Segment Open

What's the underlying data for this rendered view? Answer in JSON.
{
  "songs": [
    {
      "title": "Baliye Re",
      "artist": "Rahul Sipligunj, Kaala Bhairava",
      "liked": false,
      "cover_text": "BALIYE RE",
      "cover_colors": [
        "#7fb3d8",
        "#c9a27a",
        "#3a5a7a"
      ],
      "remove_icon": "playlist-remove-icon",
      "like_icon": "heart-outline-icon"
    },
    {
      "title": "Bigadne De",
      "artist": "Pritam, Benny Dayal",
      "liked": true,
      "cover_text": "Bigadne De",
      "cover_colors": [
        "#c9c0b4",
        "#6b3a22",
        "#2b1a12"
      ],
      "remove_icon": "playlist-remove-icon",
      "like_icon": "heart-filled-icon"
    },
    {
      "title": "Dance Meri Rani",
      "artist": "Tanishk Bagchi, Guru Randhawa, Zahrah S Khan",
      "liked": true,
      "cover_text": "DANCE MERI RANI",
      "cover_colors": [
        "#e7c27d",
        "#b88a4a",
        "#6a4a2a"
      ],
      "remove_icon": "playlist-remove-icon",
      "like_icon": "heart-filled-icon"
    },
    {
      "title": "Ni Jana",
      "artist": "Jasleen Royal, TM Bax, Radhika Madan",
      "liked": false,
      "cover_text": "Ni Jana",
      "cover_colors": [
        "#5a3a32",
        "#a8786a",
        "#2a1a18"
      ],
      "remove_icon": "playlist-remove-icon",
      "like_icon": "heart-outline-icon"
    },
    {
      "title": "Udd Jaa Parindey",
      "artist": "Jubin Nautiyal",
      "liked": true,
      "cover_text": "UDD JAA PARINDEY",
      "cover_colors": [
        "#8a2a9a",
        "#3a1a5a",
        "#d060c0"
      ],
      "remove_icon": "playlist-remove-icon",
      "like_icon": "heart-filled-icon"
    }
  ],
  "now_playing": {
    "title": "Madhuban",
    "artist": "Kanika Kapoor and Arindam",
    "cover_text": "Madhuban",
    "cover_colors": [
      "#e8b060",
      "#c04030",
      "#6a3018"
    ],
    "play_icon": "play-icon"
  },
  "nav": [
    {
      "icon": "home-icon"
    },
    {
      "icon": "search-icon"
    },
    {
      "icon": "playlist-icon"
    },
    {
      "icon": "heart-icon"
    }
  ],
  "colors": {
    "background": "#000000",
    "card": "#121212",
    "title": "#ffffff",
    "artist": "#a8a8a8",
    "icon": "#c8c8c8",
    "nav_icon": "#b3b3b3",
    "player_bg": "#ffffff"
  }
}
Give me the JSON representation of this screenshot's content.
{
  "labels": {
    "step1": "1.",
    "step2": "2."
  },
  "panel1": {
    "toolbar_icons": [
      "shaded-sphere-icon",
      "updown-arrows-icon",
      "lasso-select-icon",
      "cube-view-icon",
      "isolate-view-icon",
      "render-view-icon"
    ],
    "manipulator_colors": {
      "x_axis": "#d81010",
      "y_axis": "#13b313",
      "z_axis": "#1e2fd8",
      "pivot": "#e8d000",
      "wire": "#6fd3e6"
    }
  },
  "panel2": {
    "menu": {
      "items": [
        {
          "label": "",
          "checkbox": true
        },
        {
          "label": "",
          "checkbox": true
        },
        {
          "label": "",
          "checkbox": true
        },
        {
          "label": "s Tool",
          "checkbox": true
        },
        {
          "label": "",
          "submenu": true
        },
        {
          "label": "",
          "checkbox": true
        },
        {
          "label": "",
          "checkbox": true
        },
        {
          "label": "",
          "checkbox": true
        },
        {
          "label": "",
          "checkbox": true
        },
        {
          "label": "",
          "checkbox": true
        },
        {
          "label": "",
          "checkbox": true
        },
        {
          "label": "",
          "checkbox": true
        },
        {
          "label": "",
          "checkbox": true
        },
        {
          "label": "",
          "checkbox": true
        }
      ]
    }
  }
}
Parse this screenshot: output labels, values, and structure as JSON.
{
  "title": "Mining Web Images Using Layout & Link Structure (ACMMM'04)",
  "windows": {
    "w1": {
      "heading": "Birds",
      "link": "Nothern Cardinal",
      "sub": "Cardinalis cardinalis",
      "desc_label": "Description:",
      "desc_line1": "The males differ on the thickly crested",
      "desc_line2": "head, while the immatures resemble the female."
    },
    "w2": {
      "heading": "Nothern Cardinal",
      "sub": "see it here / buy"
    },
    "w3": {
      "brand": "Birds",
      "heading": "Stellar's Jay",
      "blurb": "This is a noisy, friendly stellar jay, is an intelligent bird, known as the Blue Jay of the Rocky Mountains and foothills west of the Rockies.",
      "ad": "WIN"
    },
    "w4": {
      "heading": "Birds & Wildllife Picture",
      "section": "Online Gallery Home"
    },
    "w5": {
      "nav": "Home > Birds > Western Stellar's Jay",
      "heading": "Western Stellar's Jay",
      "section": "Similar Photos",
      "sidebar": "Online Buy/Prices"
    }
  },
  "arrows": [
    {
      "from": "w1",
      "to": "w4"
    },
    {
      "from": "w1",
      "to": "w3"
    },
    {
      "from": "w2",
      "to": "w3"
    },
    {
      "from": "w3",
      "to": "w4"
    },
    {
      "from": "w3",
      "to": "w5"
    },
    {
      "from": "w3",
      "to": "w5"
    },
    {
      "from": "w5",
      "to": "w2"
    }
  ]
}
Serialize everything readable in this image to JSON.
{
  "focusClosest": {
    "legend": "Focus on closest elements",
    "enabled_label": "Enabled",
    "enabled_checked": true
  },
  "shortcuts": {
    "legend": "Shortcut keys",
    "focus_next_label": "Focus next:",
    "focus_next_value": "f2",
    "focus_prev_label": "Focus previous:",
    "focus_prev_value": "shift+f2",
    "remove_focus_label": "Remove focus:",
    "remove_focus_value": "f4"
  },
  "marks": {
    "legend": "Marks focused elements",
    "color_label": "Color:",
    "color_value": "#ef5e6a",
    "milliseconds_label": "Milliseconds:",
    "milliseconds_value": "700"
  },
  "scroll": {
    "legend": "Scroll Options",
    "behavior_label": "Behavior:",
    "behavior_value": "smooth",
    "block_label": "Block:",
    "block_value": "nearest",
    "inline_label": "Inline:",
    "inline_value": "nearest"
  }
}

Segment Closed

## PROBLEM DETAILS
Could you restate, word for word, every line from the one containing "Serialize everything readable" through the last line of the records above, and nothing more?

## OUTPUT FOR THIS TASK
Serialize everything readable in this image to JSON.
{
  "focusClosest": {
    "legend": "Focus on closest elements",
    "enabled_label": "Enabled",
    "enabled_checked": true
  },
  "shortcuts": {
    "legend": "Shortcut keys",
    "focus_next_label": "Focus next:",
    "focus_next_value": "f2",
    "focus_prev_label": "Focus previous:",
    "focus_prev_value": "shift+f2",
    "remove_focus_label": "Remove focus:",
    "remove_focus_value": "f4"
  },
  "marks": {
    "legend": "Marks focused elements",
    "color_label": "Color:",
    "color_value": "#ef5e6a",
    "milliseconds_label": "Milliseconds:",
    "milliseconds_value": "700"
  },
  "scroll": {
    "legend": "Scroll Options",
    "behavior_label": "Behavior:",
    "behavior_value": "smooth",
    "block_label": "Block:",
    "block_value": "nearest",
    "inline_label": "Inline:",
    "inline_value": "nearest"
  }
}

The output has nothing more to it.